What needs to be done:
Leave out the pictures and repeat everything else in the records exactly.

Records for the task:
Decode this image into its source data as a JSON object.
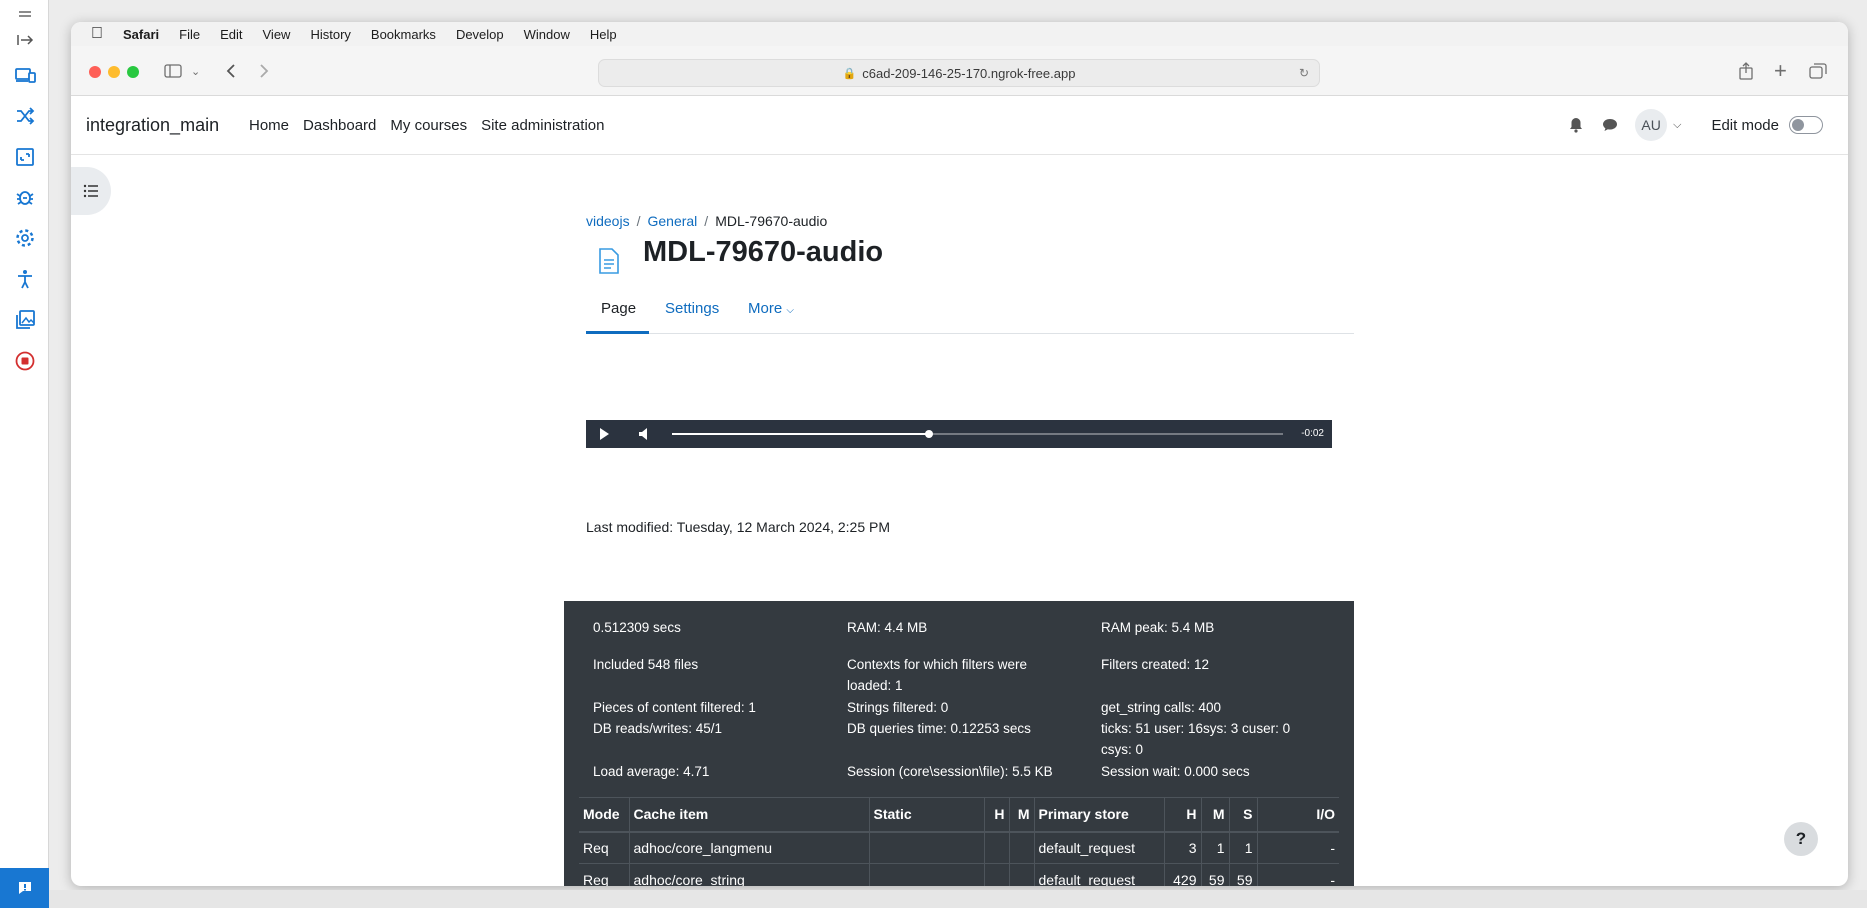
{
  "tools": {
    "items": [
      "menu-icon",
      "expand-icon",
      "devices-icon",
      "shuffle-icon",
      "screenshot-icon",
      "bug-icon",
      "settings-icon",
      "accessibility-icon",
      "gallery-icon",
      "record-icon",
      "feedback-icon"
    ],
    "accent": "#1877d2"
  },
  "menubar": {
    "app": "Safari",
    "items": [
      "File",
      "Edit",
      "View",
      "History",
      "Bookmarks",
      "Develop",
      "Window",
      "Help"
    ]
  },
  "toolbar": {
    "url": "c6ad-209-146-25-170.ngrok-free.app"
  },
  "navbar": {
    "site_name": "integration_main",
    "links": [
      "Home",
      "Dashboard",
      "My courses",
      "Site administration"
    ],
    "avatar_initials": "AU",
    "edit_mode_label": "Edit mode",
    "edit_mode_on": false
  },
  "breadcrumb": {
    "items": [
      "videojs",
      "General",
      "MDL-79670-audio"
    ]
  },
  "page": {
    "title": "MDL-79670-audio",
    "tabs": [
      "Page",
      "Settings",
      "More"
    ],
    "active_tab": "Page",
    "last_modified": "Last modified: Tuesday, 12 March 2024, 2:25 PM"
  },
  "player": {
    "time_remaining": "-0:02",
    "progress": 0.42
  },
  "perf": {
    "items": [
      "0.512309 secs",
      "RAM: 4.4 MB",
      "RAM peak: 5.4 MB",
      "Included 548 files",
      "Contexts for which filters were loaded: 1",
      "Filters created: 12",
      "Pieces of content filtered: 1",
      "Strings filtered: 0",
      "get_string calls: 400",
      "DB reads/writes: 45/1",
      "DB queries time: 0.12253 secs",
      "ticks: 51 user: 16sys: 3 cuser: 0 csys: 0",
      "Load average: 4.71",
      "Session (core\\session\\file): 5.5 KB",
      "Session wait: 0.000 secs"
    ],
    "table": {
      "headers": [
        "Mode",
        "Cache item",
        "Static",
        "H",
        "M",
        "Primary store",
        "H",
        "M",
        "S",
        "I/O"
      ],
      "rows": [
        [
          "Req",
          "adhoc/core_langmenu",
          "",
          "",
          "",
          "default_request",
          "3",
          "1",
          "1",
          "-"
        ],
        [
          "Req",
          "adhoc/core_string",
          "",
          "",
          "",
          "default_request",
          "429",
          "59",
          "59",
          "-"
        ]
      ]
    }
  },
  "help_label": "?"
}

Solution to the exercise:
Decode this image into its source data as a JSON object.
{
  "tools": {
    "items": [
      "menu-icon",
      "expand-icon",
      "devices-icon",
      "shuffle-icon",
      "screenshot-icon",
      "bug-icon",
      "settings-icon",
      "accessibility-icon",
      "gallery-icon",
      "record-icon",
      "feedback-icon"
    ],
    "accent": "#1877d2"
  },
  "menubar": {
    "app": "Safari",
    "items": [
      "File",
      "Edit",
      "View",
      "History",
      "Bookmarks",
      "Develop",
      "Window",
      "Help"
    ]
  },
  "toolbar": {
    "url": "c6ad-209-146-25-170.ngrok-free.app"
  },
  "navbar": {
    "site_name": "integration_main",
    "links": [
      "Home",
      "Dashboard",
      "My courses",
      "Site administration"
    ],
    "avatar_initials": "AU",
    "edit_mode_label": "Edit mode",
    "edit_mode_on": false
  },
  "breadcrumb": {
    "items": [
      "videojs",
      "General",
      "MDL-79670-audio"
    ]
  },
  "page": {
    "title": "MDL-79670-audio",
    "tabs": [
      "Page",
      "Settings",
      "More"
    ],
    "active_tab": "Page",
    "last_modified": "Last modified: Tuesday, 12 March 2024, 2:25 PM"
  },
  "player": {
    "time_remaining": "-0:02",
    "progress": 0.42
  },
  "perf": {
    "items": [
      "0.512309 secs",
      "RAM: 4.4 MB",
      "RAM peak: 5.4 MB",
      "Included 548 files",
      "Contexts for which filters were loaded: 1",
      "Filters created: 12",
      "Pieces of content filtered: 1",
      "Strings filtered: 0",
      "get_string calls: 400",
      "DB reads/writes: 45/1",
      "DB queries time: 0.12253 secs",
      "ticks: 51 user: 16sys: 3 cuser: 0 csys: 0",
      "Load average: 4.71",
      "Session (core\\session\\file): 5.5 KB",
      "Session wait: 0.000 secs"
    ],
    "table": {
      "headers": [
        "Mode",
        "Cache item",
        "Static",
        "H",
        "M",
        "Primary store",
        "H",
        "M",
        "S",
        "I/O"
      ],
      "rows": [
        [
          "Req",
          "adhoc/core_langmenu",
          "",
          "",
          "",
          "default_request",
          "3",
          "1",
          "1",
          "-"
        ],
        [
          "Req",
          "adhoc/core_string",
          "",
          "",
          "",
          "default_request",
          "429",
          "59",
          "59",
          "-"
        ]
      ]
    }
  },
  "help_label": "?"
}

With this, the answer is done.